(Given records Opens)
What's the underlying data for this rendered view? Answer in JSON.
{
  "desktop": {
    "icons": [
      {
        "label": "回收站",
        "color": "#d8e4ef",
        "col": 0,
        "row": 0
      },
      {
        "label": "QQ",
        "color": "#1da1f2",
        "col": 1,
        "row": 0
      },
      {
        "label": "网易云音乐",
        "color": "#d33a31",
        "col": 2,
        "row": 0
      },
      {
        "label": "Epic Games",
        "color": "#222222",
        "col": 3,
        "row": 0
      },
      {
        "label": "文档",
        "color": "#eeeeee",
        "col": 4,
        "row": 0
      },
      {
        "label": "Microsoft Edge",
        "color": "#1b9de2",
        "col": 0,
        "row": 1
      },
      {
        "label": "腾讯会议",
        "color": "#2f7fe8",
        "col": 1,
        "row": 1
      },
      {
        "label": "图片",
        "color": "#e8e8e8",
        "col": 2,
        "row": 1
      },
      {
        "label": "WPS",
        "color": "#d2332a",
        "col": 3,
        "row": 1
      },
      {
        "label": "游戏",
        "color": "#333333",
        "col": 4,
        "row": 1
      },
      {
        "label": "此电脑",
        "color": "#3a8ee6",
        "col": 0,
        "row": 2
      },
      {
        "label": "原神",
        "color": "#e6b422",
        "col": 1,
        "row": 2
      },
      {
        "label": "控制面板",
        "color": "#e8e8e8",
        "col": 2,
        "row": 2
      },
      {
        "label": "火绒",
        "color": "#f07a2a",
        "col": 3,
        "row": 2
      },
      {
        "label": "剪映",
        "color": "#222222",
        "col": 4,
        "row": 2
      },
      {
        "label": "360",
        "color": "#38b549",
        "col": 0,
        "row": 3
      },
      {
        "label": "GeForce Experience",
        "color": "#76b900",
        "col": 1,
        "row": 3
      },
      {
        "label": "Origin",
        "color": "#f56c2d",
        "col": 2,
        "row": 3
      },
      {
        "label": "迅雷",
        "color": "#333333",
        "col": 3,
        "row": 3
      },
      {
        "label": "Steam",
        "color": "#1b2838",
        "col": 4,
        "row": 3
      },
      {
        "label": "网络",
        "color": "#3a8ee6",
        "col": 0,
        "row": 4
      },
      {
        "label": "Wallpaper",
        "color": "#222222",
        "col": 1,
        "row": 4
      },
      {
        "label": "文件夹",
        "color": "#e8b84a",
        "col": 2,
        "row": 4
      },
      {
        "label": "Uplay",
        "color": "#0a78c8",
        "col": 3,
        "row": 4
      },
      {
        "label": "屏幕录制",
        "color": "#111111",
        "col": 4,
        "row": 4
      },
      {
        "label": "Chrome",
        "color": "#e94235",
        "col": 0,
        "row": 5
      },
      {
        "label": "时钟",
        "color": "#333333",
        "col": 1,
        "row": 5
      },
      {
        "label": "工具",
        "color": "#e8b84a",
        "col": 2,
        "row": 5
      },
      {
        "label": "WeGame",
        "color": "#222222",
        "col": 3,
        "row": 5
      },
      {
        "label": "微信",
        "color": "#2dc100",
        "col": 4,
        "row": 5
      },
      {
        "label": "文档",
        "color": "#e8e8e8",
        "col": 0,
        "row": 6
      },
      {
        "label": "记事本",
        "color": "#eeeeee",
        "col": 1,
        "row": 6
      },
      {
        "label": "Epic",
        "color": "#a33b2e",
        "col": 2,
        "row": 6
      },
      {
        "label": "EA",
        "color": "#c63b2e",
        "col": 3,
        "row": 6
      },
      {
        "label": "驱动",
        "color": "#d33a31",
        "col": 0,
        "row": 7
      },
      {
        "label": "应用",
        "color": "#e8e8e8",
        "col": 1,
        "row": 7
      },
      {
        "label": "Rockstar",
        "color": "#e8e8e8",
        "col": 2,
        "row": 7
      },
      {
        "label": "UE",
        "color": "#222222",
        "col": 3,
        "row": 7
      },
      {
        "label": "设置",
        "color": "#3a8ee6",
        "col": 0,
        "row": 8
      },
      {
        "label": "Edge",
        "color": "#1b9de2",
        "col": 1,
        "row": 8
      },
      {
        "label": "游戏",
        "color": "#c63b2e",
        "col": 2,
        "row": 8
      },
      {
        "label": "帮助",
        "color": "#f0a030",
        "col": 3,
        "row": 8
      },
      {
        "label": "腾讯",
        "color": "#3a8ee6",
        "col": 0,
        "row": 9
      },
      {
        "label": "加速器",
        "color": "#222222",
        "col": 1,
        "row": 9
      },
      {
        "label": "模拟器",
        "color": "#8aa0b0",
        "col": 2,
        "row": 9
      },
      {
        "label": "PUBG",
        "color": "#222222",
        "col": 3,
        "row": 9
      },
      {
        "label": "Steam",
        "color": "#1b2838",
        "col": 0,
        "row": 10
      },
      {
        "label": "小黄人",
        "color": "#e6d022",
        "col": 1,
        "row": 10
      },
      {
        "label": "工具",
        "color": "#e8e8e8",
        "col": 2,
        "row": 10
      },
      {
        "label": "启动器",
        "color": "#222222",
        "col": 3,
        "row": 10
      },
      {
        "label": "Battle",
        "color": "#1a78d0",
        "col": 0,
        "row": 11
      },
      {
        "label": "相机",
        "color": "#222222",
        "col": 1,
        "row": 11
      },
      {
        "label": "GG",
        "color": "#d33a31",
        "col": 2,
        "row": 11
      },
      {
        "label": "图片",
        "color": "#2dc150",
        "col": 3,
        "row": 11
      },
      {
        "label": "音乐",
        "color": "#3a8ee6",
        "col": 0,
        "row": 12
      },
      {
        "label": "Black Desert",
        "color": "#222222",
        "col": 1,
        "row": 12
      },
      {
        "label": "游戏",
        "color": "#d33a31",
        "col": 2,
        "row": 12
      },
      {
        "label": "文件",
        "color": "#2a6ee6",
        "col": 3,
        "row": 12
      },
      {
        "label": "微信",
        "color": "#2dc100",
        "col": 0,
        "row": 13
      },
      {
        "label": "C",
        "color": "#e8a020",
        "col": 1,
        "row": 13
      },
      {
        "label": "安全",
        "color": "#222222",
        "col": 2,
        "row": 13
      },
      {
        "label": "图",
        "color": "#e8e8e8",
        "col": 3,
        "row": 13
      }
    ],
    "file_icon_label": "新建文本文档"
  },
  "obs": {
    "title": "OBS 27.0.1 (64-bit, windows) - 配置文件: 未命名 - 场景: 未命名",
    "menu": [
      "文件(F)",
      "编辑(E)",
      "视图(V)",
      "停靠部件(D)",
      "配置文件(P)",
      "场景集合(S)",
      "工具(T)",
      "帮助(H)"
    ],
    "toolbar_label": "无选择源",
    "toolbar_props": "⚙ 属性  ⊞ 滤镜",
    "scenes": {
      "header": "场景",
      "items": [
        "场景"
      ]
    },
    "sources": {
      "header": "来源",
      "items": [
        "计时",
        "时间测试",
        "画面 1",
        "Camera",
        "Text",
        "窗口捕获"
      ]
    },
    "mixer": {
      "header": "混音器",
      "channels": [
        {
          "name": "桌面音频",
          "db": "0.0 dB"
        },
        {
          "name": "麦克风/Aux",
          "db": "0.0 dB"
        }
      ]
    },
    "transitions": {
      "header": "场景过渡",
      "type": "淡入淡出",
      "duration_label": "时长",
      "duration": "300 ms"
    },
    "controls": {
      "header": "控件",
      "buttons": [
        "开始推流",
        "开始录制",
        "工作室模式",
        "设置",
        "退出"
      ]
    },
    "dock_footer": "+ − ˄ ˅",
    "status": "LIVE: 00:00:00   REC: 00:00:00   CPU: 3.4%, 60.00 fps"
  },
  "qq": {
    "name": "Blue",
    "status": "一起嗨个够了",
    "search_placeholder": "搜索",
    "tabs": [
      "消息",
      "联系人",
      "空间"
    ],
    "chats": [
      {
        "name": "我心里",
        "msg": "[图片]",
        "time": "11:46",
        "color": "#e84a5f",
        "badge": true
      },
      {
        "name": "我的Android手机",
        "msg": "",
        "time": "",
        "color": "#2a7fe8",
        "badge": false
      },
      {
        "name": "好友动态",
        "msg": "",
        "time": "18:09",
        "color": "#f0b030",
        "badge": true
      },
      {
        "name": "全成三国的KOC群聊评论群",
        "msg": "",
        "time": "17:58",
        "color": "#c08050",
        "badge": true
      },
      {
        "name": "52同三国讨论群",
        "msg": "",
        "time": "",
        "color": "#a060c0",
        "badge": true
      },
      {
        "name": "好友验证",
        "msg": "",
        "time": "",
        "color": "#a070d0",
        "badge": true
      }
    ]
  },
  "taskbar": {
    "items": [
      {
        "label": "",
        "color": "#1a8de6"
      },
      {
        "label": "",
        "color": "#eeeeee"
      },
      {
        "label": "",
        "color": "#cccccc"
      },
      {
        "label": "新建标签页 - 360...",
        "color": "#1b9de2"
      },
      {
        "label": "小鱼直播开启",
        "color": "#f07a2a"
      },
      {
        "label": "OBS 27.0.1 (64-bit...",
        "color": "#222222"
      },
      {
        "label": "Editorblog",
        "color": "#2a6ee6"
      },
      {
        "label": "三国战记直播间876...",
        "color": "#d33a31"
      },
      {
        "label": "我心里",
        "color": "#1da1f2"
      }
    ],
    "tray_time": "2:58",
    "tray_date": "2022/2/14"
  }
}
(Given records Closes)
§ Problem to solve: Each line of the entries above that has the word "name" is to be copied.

§ Your solution:
          "name": "桌面音频",
          "name": "麦克风/Aux",
    "name": "Blue",
        "name": "我心里",
        "name": "我的Android手机",
        "name": "好友动态",
        "name": "全成三国的KOC群聊评论群",
        "name": "52同三国讨论群",
        "name": "好友验证",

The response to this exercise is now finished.